## 1 Introduction

When general relativity was born 100 years ago, experimental confirmation was almost a side issue. Admittedly, Einstein did calculate observable effects of general relativity, such as the perihelion advance of Mercury, which he knew to be an unsolved problem, and the deflection of light, which was subsequently verified. But compared to the inner consistency and elegance of the theory, he regarded such empirical questions as almost secondary.

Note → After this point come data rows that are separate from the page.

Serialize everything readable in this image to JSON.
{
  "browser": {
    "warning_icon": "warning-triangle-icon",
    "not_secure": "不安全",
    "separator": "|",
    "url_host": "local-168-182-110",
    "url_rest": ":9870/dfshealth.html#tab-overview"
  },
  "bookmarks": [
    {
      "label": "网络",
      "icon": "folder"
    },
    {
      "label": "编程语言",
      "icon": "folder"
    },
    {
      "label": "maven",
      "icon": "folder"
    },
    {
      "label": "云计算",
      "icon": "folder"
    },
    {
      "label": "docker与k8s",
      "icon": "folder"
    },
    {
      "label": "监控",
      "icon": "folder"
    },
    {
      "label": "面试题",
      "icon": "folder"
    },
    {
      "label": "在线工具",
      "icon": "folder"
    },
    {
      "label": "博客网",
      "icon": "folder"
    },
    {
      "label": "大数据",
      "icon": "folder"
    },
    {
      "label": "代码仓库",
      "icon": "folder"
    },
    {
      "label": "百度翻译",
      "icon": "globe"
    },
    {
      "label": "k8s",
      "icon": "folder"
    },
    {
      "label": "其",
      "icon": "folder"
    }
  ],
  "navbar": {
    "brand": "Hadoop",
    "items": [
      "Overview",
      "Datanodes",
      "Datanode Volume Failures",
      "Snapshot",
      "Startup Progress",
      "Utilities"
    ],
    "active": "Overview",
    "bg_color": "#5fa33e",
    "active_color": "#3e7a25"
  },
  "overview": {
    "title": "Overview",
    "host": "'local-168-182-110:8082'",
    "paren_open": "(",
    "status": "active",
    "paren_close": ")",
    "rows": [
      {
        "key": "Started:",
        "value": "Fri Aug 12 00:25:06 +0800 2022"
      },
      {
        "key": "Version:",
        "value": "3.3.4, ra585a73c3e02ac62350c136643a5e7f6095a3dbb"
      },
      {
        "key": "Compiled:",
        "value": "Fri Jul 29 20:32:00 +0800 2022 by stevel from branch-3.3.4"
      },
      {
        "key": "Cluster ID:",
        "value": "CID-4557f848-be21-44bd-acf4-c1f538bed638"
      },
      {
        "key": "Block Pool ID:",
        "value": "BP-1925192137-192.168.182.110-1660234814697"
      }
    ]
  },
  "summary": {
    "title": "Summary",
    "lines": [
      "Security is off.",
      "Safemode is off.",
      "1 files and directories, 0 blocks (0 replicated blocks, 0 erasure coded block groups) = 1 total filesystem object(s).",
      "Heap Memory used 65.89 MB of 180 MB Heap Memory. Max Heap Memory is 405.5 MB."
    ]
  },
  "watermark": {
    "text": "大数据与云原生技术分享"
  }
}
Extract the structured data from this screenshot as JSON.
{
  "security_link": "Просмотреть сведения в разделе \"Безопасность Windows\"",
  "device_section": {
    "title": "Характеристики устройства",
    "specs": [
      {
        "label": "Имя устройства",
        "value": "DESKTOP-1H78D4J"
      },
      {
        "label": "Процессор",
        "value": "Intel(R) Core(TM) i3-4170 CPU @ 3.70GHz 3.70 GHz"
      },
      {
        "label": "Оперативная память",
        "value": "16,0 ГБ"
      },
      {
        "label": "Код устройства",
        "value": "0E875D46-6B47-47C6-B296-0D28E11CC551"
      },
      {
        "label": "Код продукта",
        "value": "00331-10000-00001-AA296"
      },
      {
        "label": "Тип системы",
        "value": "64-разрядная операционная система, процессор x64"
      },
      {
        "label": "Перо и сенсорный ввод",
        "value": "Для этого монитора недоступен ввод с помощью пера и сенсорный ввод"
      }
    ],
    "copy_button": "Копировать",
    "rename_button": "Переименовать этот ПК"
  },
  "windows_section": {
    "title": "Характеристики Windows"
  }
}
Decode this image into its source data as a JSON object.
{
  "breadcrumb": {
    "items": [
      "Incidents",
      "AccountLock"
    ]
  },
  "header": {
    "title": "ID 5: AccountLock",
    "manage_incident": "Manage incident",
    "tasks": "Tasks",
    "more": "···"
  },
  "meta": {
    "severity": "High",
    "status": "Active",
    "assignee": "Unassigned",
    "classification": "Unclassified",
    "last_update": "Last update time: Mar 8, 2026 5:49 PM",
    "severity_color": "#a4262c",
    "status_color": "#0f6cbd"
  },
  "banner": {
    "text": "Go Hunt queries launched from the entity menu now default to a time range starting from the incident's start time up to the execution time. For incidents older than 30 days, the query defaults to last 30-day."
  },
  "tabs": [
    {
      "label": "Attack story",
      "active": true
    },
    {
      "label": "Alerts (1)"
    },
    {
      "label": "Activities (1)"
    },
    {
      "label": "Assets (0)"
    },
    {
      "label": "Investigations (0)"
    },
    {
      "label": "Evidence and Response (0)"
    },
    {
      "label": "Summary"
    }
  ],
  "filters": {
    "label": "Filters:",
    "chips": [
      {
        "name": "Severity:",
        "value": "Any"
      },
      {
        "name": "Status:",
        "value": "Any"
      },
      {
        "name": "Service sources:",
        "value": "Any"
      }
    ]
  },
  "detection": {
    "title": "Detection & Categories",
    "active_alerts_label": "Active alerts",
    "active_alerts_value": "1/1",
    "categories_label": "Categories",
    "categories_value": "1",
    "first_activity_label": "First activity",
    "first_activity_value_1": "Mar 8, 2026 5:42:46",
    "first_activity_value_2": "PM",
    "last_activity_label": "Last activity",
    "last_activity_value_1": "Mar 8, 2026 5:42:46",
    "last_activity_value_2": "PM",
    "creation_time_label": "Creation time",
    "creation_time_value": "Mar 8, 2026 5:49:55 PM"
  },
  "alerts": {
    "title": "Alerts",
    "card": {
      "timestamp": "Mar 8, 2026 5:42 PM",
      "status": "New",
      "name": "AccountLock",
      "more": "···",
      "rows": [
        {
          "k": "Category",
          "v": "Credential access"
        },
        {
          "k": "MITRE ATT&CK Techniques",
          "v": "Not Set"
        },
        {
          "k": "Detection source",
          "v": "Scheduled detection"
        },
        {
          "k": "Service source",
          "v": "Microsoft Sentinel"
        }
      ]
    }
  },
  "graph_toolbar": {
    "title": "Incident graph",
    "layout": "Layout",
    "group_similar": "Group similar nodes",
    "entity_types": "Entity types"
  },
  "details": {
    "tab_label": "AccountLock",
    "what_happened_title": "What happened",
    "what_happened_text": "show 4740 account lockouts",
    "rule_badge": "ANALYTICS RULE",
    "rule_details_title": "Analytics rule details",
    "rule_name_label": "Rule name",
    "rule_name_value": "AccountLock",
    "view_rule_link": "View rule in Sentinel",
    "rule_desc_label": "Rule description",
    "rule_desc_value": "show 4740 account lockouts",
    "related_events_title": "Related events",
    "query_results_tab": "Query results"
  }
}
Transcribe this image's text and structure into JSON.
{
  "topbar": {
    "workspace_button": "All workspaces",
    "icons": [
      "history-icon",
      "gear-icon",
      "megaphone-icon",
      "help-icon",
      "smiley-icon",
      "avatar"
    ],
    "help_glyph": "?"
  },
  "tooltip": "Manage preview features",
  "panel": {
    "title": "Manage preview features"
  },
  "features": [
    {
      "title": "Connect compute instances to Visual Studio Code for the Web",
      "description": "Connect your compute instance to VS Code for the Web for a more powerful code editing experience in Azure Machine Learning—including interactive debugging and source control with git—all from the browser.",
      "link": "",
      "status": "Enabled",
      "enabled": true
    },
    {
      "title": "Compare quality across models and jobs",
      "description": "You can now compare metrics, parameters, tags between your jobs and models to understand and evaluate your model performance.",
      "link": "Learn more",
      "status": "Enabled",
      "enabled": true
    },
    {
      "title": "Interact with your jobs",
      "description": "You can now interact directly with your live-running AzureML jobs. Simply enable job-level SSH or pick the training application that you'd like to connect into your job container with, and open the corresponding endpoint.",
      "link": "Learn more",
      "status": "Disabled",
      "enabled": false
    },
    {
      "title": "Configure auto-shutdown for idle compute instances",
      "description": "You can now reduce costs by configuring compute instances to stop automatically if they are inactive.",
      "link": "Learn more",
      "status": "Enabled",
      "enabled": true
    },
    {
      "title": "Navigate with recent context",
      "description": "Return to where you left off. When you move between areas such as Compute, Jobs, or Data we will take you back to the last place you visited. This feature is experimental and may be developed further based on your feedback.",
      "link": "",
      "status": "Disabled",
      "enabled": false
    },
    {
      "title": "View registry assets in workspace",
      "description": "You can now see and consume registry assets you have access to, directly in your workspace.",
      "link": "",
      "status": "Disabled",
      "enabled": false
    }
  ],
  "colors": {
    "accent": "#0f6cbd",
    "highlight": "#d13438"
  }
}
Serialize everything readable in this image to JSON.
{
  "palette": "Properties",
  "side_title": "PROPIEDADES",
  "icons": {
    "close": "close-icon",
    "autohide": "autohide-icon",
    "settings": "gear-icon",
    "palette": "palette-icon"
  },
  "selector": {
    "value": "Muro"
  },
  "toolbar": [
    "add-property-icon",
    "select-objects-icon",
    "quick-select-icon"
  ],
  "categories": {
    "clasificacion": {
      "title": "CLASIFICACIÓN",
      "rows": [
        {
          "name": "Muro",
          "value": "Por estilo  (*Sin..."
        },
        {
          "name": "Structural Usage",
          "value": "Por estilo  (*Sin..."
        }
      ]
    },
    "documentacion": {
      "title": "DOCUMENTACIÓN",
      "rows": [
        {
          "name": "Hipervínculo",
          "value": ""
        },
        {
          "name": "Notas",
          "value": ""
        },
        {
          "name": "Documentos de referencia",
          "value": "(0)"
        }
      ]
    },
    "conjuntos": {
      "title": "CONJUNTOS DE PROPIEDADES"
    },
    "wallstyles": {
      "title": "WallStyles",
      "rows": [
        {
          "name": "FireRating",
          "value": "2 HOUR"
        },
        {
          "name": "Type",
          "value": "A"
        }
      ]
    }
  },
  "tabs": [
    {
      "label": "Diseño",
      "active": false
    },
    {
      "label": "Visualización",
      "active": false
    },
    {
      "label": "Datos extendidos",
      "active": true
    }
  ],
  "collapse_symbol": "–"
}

He famously stated that if the measurements of light deflection disagreed with the theory he would “feel sorry for the dear Lord, for the theory is correct!”.By contrast, today experimental gravitation is a major component of the field, characterized by continuing efforts to test the theory’s predictions, both in the solar system and in the astronomical world, to detect gravitational waves from astronomical sources, and to search for possible gravitational imprints of phenomena originating in the quantum, high-energy or cosmological realms.

The modern history of experimental relativity can be divided roughly into four periods: Genesis, Hibernation, a Golden Era, and the Quest for Strong Gravity. The Genesis (1887 – 1919) comprises the period of the two great experiments which were the foundation of relativistic physics – the Michelson–Morley experiment and the Eötvös experiment – and the two immediate confirmations of general relativity – the deflection of light and the perihelion advance of Mercury. Following this was a period of Hibernation (1920 – 1960) during which theoretical work temporarily outstripped technology and experimental possibilities, and, as a consequence, the field stagnated and was relegated to the backwaters of physics and astronomy.

But beginning around 1960, astronomical discoveries (quasars, pulsars, cosmic background radiation) and new experiments pushed general relativity to the forefront. Experimental gravitation experienced a Golden Era (1960 – 1980) during which a systematic, world-wide effort took place to understand the observable predictions of general relativity, to compare and contrast them with the predictions of alternative theories of gravity, and to perform new experiments to test them. New technologies – atomic clocks, radar and laser ranging, space probes, cryogenic capabilities, to mention only a few – played a central role in this golden era. The period began with an experiment to confirm the gravitational frequency shift of light (1960) and ended with the reported decrease in the orbital period of the Hulse–Taylor binary pulsar at a rate consistent with the general relativistic prediction of gravitational-wave energy loss (1979). The results all supported general relativity, and most alternative theories of gravity fell by the wayside (for a popular review, see [421]).

Since that time, the field has entered what might be termed a Quest for Strong Gravity. Much like modern art, the term “strong” means different things to different people. To one steeped in general relativity, the principal figure of merit that distinguishes strong from weak gravity is the quantity , where is the Newtonian gravitational constant, is the characteristic mass scale of the phenomenon, is the characteristic distance scale, and is the speed of light. Near the event horizon of a non-rotating black hole, or for the expanding observable universe, ; for neutron stars, . These are the regimes of strong gravity. For the solar system, ; this is the regime of weak gravity.

An alternative view of “strong” gravity comes from the world of particle physics. Here the figure of merit is , where the Riemann curvature of spacetime associated with the phenomenon, represented by the left-hand-side, is comparable to the inverse square of a favorite length scale . If is the Planck length, this would correspond to the regime where one expects conventional quantum gravity effects to come into play. Another possible scale for is the TeV scale associated with many models for unification of the forces, or models with extra spacetime dimensions. From this viewpoint, strong gravity is where the curvature is comparable to the inverse length squared. Weak gravity is where the curvature is much smaller than this. The universe at the Planck time is strong gravity. Just outside the event horizon of an astrophysical black hole is weak gravity.

Considerations of the possibilities for new physics from either point of view have led to a wide range of questions that will motivate new tests of general relativity as we move into its second century:

- Are the black holes that are in evidence throughout the universe truly the black holes of general relativity?
- Do gravitational waves propagate with the speed of light and do they contain more than the two basic polarization states of general relativity?
- Does general relativity hold on cosmological distance scales?
- Is Lorentz invariance strictly valid, or could it be violated at some detectable level?
- Does the principle of equivalence break down at some level?
- Are there testable effects arising from the quantization of gravity?

In this update of our Living Review, we will summarize the current status of experiments, and attempt to chart the future of the subject. We will not provide complete references to early work done in this field but instead will refer the reader to selected recent papers and to the appropriate review articles and monographs, specifically to Theory and Experiment in Gravitational Physics [420*], hereafter referred to as TEGP; references to TEGP will be by chapter or section, e.g., “TEGP 8.9”. Additional reviews in this subject are [40, 361, 392]. The “Resource Letter” by the author [428], contains an annotated list of 100 key references for experimental gravity.